What Should the Public Know About the Jackson Reforms?
Have you heard of the Jackson Reforms? Although these reforms make a number of important changes to the way civil litigation occurs in the UK, most members of the public have never heard of them. Our own informal surveys have found that very few people are aware of the important changes these reforms make to the law.
If we posed the same question to a crowd of lawyers, we would likely receive a very different answer. Although the general public is largely unaware of the reforms, the legal community has made a number of changes in response to them.
Most lawyers will be able to confidently state that the reforms were implemented in April 2013 as the result of a one-year in-depth review into the costs of civil litigation that become a core tenet of the 2012 Legal Aid, Sentencing, and Punishment of Offenders Act.
The 2012 act has resulted in serious changes to Civil Procedure Rules, with a major effect on the cost of civil litigation in the UK. The rules, which are difficult for many in the legal community to understand – are designed to reduce the cost of litigation.
As many people in the legal community, ranging from solicitors and barristers to a large number of judges, have struggled to understand the laws, it’s not surprising that such as large portion of the general public is also unaware of them.
The Jackson Reforms are important, and understanding them is worthwhile. The reforms have some significant effects on the cost of civil litigation in the UK, and understanding them is an important priority for those interested in the law.
Several areas of the law are affected by the reforms. These include:
- Public Liability Claims
- Employers’ Liability
- Personal Injury (PI)
- Road Traffic Accidents (RTA)
The key goal of the Jackson Reforms is to reduce the cost of litigation by simplifying and streamlining the process, as well as establishing clearer regulations. This results in benefits for clients in the form of reduced litigation costs and the simplification of the litigation process as a whole.
A key change introduced by the reforms is the prevention of lawyers collecting fees based on success for defendants that lose their cases. Lawyers also cannot collect premiums from after-the-event insurance (ATE) from losing defendants. Instead, lawyers are paid using contingency fees; these fees are a replacement for damage-based awards and CFAs.
Changes have also been made to the scale of success fees for personal injury court cases. Lawyers can now charge a maximum of 25 per cent of the total damages as a success fee, reducing the amount charged to clients. There is also a £50,000 cap on claims from road traffic accidents.

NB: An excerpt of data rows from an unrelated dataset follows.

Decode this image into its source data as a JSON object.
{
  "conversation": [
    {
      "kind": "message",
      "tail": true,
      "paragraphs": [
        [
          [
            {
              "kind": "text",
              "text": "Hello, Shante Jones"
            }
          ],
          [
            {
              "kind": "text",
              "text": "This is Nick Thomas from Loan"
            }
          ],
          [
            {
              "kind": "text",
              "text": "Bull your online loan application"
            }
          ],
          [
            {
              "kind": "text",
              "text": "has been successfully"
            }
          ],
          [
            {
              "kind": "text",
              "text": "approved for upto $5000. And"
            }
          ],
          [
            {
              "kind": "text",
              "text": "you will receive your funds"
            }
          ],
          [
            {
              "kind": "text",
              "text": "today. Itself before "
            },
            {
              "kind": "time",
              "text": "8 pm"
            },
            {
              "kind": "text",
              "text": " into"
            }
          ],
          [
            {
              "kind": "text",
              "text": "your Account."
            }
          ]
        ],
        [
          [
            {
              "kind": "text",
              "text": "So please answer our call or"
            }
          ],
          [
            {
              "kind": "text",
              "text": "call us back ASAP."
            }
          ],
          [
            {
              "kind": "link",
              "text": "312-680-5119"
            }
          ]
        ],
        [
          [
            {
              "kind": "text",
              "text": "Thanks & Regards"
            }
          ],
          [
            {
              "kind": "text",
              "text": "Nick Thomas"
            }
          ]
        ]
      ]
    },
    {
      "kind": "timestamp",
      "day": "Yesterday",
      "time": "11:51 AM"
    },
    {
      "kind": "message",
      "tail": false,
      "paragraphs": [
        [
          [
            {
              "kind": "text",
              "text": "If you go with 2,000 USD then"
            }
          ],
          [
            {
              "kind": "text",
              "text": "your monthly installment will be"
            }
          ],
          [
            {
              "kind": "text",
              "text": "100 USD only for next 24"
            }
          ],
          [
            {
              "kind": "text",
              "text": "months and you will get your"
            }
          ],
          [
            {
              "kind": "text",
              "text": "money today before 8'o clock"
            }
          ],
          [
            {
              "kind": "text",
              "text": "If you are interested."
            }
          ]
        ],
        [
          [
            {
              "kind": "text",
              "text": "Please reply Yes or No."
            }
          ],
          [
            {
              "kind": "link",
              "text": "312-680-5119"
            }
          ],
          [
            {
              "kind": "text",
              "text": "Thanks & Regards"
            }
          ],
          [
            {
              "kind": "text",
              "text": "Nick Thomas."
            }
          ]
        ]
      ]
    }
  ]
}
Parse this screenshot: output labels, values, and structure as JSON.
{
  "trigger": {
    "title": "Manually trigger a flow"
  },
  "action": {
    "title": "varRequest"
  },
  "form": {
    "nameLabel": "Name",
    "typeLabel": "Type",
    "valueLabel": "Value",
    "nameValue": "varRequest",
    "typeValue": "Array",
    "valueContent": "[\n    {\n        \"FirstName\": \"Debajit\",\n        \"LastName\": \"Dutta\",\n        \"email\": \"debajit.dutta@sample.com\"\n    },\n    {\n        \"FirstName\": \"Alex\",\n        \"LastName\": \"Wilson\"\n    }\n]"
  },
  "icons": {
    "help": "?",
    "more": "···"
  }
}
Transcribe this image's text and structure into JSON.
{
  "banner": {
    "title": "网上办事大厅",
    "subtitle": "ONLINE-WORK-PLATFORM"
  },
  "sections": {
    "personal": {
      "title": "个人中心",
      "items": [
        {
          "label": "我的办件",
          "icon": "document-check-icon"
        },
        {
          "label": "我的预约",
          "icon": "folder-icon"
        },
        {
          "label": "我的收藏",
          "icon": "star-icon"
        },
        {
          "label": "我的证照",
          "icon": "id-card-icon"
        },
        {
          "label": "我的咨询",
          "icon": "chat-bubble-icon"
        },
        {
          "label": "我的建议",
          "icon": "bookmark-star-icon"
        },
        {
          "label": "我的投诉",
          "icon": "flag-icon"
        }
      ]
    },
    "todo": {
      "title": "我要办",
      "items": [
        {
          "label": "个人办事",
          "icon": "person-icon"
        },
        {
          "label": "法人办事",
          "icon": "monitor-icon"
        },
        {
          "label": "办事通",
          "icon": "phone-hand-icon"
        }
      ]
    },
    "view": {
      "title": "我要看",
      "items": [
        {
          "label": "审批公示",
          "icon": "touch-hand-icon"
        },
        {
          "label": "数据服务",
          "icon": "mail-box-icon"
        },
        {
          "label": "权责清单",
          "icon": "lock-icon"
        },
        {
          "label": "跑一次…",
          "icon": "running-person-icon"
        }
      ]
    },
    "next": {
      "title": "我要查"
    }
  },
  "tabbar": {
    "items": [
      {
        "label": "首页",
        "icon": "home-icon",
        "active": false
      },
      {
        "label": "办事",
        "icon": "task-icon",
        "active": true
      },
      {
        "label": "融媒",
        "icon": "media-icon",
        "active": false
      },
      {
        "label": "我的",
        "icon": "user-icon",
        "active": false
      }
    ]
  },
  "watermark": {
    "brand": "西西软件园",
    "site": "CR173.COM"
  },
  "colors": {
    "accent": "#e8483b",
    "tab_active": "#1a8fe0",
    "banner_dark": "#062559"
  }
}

As well as capping the cost of success fees and claims for certain cases, the Jackson Reforms also provide more detailed and stringent rules regarding budgeting. Case budgets now need to be prepared in advance of a case and approved by the court at several stages in the process. This is to make budgets more appropriate to the case and further reduce the cost of litigation.
The Jackson Reforms are interesting not only for their content, but for the time at which they were implemented. The reforms were introduced alongside a serious reduction in the availability of government legal aid. The reforms, of course, have made alternative means of case funding more accessible for many litigants.
Prior to the reforms, there had been significantly less clarity regarding the approval of the courts for litigants to use third party funding. The reforms show that Jackson approves of third-party funding, giving funders a new level of access.
Since many of the claims made by successful litigants are quite large, paying a small percentage of the winnings to third party funders is an expense that many litigants are very willing to make. This is especially true when one considers the alternatives for these litigants; without funding, many would have to drop their claims.
The Jackson Reforms remain fairly new to the legal world, and many solicitors are still receiving education explaining their effects and outlining how best to comply with the new rules. As we watch the reforms evolve over the next few years, we will see their long-term effects for litigants, lawyers and the general public.
This article was written on behalf of Vannin Capital. Visit their website to learn more litigationfunding.com